## Directions
Keep every word the same. Repeat the records without their images.

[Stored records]

▼

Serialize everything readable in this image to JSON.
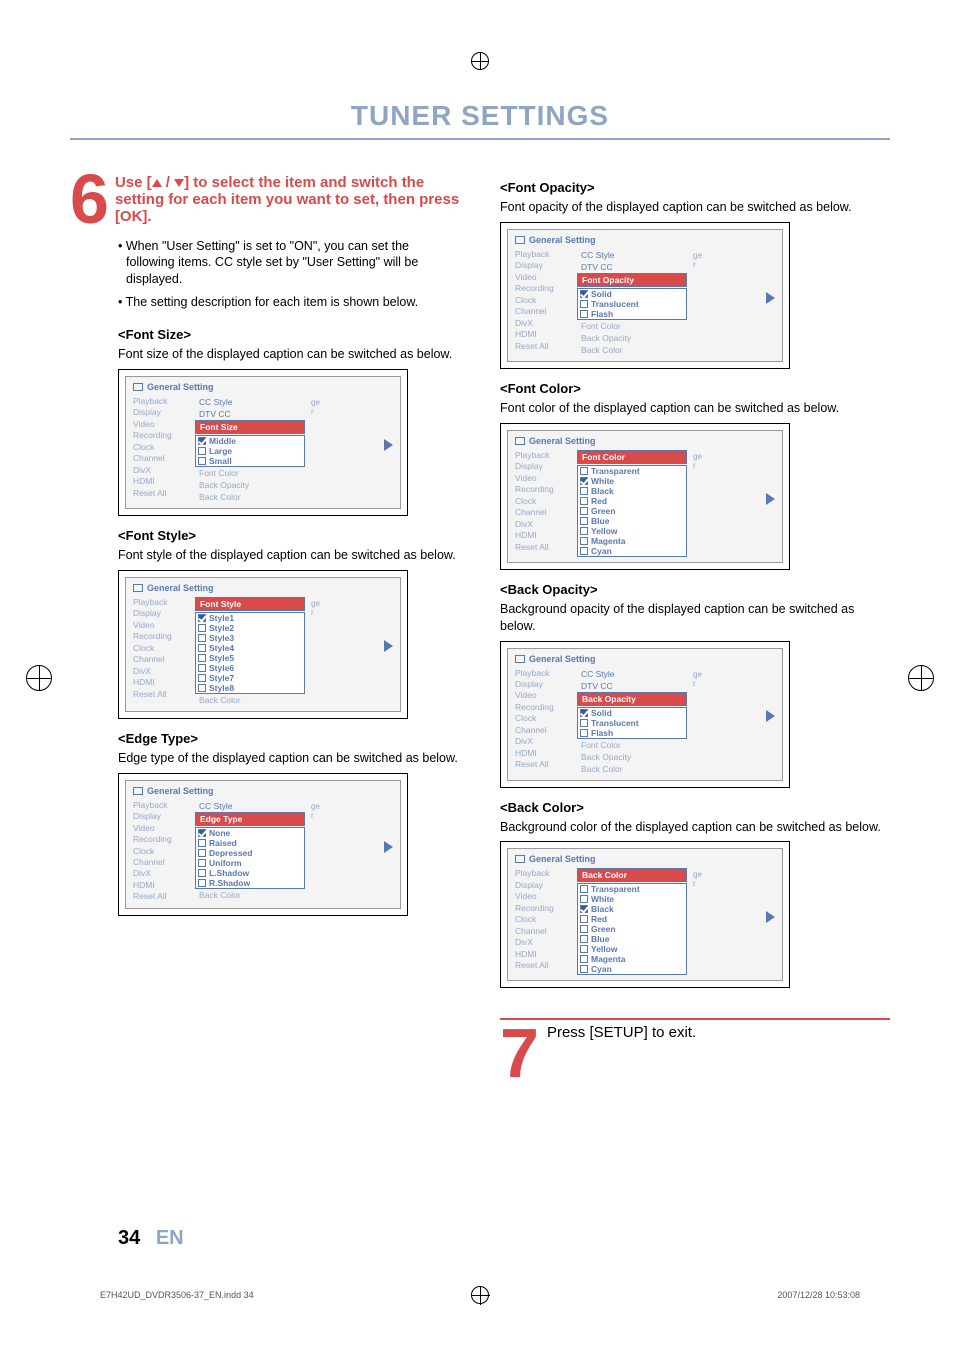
{
  "header": {
    "title": "TUNER SETTINGS"
  },
  "step6": {
    "num": "6",
    "line1_a": "Use [",
    "line1_b": " / ",
    "line1_c": "] to select the item and ",
    "line2": "switch the setting for each item you ",
    "line3": "want to set, then press [OK].",
    "bullet1": "• When \"User Setting\" is set to \"ON\", you can set the following items. CC style set by \"User Setting\" will be displayed.",
    "bullet2": "• The setting description for each item is shown below."
  },
  "step7": {
    "num": "7",
    "text": "Press [SETUP] to exit."
  },
  "nav": {
    "items": [
      "Playback",
      "Display",
      "Video",
      "Recording",
      "Clock",
      "Channel",
      "DivX",
      "HDMI",
      "Reset All"
    ],
    "gs": "General Setting",
    "right_hint_top": "ge",
    "right_hint_mid": "r"
  },
  "sec_font_size": {
    "h": "<Font Size>",
    "p": "Font size of the displayed caption can be switched as below.",
    "pre": [
      "CC Style",
      "DTV CC"
    ],
    "hl": "Font Size",
    "opts": [
      "Middle",
      "Large",
      "Small"
    ],
    "checked": 0,
    "post": [
      "Font Color",
      "Back Opacity",
      "Back Color"
    ]
  },
  "sec_font_style": {
    "h": "<Font Style>",
    "p": "Font style of the displayed caption can be switched as below.",
    "pre": [],
    "hl": "Font Style",
    "opts": [
      "Style1",
      "Style2",
      "Style3",
      "Style4",
      "Style5",
      "Style6",
      "Style7",
      "Style8"
    ],
    "checked": 0,
    "post": [
      "Back Color"
    ]
  },
  "sec_edge_type": {
    "h": "<Edge Type>",
    "p": "Edge type of the displayed caption can be switched as below.",
    "pre": [
      "CC Style"
    ],
    "hl": "Edge Type",
    "opts": [
      "None",
      "Raised",
      "Depressed",
      "Uniform",
      "L.Shadow",
      "R.Shadow"
    ],
    "checked": 0,
    "post": [
      "Back Color"
    ]
  },
  "sec_font_opacity": {
    "h": "<Font Opacity>",
    "p": "Font opacity of the displayed caption can be switched as below.",
    "pre": [
      "CC Style",
      "DTV CC"
    ],
    "hl": "Font Opacity",
    "opts": [
      "Solid",
      "Translucent",
      "Flash"
    ],
    "checked": 0,
    "post": [
      "Font Color",
      "Back Opacity",
      "Back Color"
    ]
  },
  "sec_font_color": {
    "h": "<Font Color>",
    "p": "Font color of the displayed caption can be switched as below.",
    "pre": [],
    "hl": "Font Color",
    "opts": [
      "Transparent",
      "White",
      "Black",
      "Red",
      "Green",
      "Blue",
      "Yellow",
      "Magenta",
      "Cyan"
    ],
    "checked": 1,
    "post": []
  },
  "sec_back_opacity": {
    "h": "<Back Opacity>",
    "p": "Background opacity of the displayed caption can be switched as below.",
    "pre": [
      "CC Style",
      "DTV CC"
    ],
    "hl": "Back Opacity",
    "opts": [
      "Solid",
      "Translucent",
      "Flash"
    ],
    "checked": 0,
    "post": [
      "Font Color",
      "Back Opacity",
      "Back Color"
    ]
  },
  "sec_back_color": {
    "h": "<Back Color>",
    "p": "Background color of the displayed caption can be switched as below.",
    "pre": [],
    "hl": "Back Color",
    "opts": [
      "Transparent",
      "White",
      "Black",
      "Red",
      "Green",
      "Blue",
      "Yellow",
      "Magenta",
      "Cyan"
    ],
    "checked": 2,
    "post": []
  },
  "pagenum": {
    "n": "34",
    "lang": "EN"
  },
  "footer": {
    "left": "E7H42UD_DVDR3506-37_EN.indd   34",
    "right": "2007/12/28   10:53:08"
  }
}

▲

## Output below
Serialize everything readable in this image to JSON.
{
  "header": {
    "title": "TUNER SETTINGS"
  },
  "step6": {
    "num": "6",
    "line1_a": "Use [",
    "line1_b": " / ",
    "line1_c": "] to select the item and ",
    "line2": "switch the setting for each item you ",
    "line3": "want to set, then press [OK].",
    "bullet1": "• When \"User Setting\" is set to \"ON\", you can set the following items. CC style set by \"User Setting\" will be displayed.",
    "bullet2": "• The setting description for each item is shown below."
  },
  "step7": {
    "num": "7",
    "text": "Press [SETUP] to exit."
  },
  "nav": {
    "items": [
      "Playback",
      "Display",
      "Video",
      "Recording",
      "Clock",
      "Channel",
      "DivX",
      "HDMI",
      "Reset All"
    ],
    "gs": "General Setting",
    "right_hint_top": "ge",
    "right_hint_mid": "r"
  },
  "sec_font_size": {
    "h": "<Font Size>",
    "p": "Font size of the displayed caption can be switched as below.",
    "pre": [
      "CC Style",
      "DTV CC"
    ],
    "hl": "Font Size",
    "opts": [
      "Middle",
      "Large",
      "Small"
    ],
    "checked": 0,
    "post": [
      "Font Color",
      "Back Opacity",
      "Back Color"
    ]
  },
  "sec_font_style": {
    "h": "<Font Style>",
    "p": "Font style of the displayed caption can be switched as below.",
    "pre": [],
    "hl": "Font Style",
    "opts": [
      "Style1",
      "Style2",
      "Style3",
      "Style4",
      "Style5",
      "Style6",
      "Style7",
      "Style8"
    ],
    "checked": 0,
    "post": [
      "Back Color"
    ]
  },
  "sec_edge_type": {
    "h": "<Edge Type>",
    "p": "Edge type of the displayed caption can be switched as below.",
    "pre": [
      "CC Style"
    ],
    "hl": "Edge Type",
    "opts": [
      "None",
      "Raised",
      "Depressed",
      "Uniform",
      "L.Shadow",
      "R.Shadow"
    ],
    "checked": 0,
    "post": [
      "Back Color"
    ]
  },
  "sec_font_opacity": {
    "h": "<Font Opacity>",
    "p": "Font opacity of the displayed caption can be switched as below.",
    "pre": [
      "CC Style",
      "DTV CC"
    ],
    "hl": "Font Opacity",
    "opts": [
      "Solid",
      "Translucent",
      "Flash"
    ],
    "checked": 0,
    "post": [
      "Font Color",
      "Back Opacity",
      "Back Color"
    ]
  },
  "sec_font_color": {
    "h": "<Font Color>",
    "p": "Font color of the displayed caption can be switched as below.",
    "pre": [],
    "hl": "Font Color",
    "opts": [
      "Transparent",
      "White",
      "Black",
      "Red",
      "Green",
      "Blue",
      "Yellow",
      "Magenta",
      "Cyan"
    ],
    "checked": 1,
    "post": []
  },
  "sec_back_opacity": {
    "h": "<Back Opacity>",
    "p": "Background opacity of the displayed caption can be switched as below.",
    "pre": [
      "CC Style",
      "DTV CC"
    ],
    "hl": "Back Opacity",
    "opts": [
      "Solid",
      "Translucent",
      "Flash"
    ],
    "checked": 0,
    "post": [
      "Font Color",
      "Back Opacity",
      "Back Color"
    ]
  },
  "sec_back_color": {
    "h": "<Back Color>",
    "p": "Background color of the displayed caption can be switched as below.",
    "pre": [],
    "hl": "Back Color",
    "opts": [
      "Transparent",
      "White",
      "Black",
      "Red",
      "Green",
      "Blue",
      "Yellow",
      "Magenta",
      "Cyan"
    ],
    "checked": 2,
    "post": []
  },
  "pagenum": {
    "n": "34",
    "lang": "EN"
  },
  "footer": {
    "left": "E7H42UD_DVDR3506-37_EN.indd   34",
    "right": "2007/12/28   10:53:08"
  }
}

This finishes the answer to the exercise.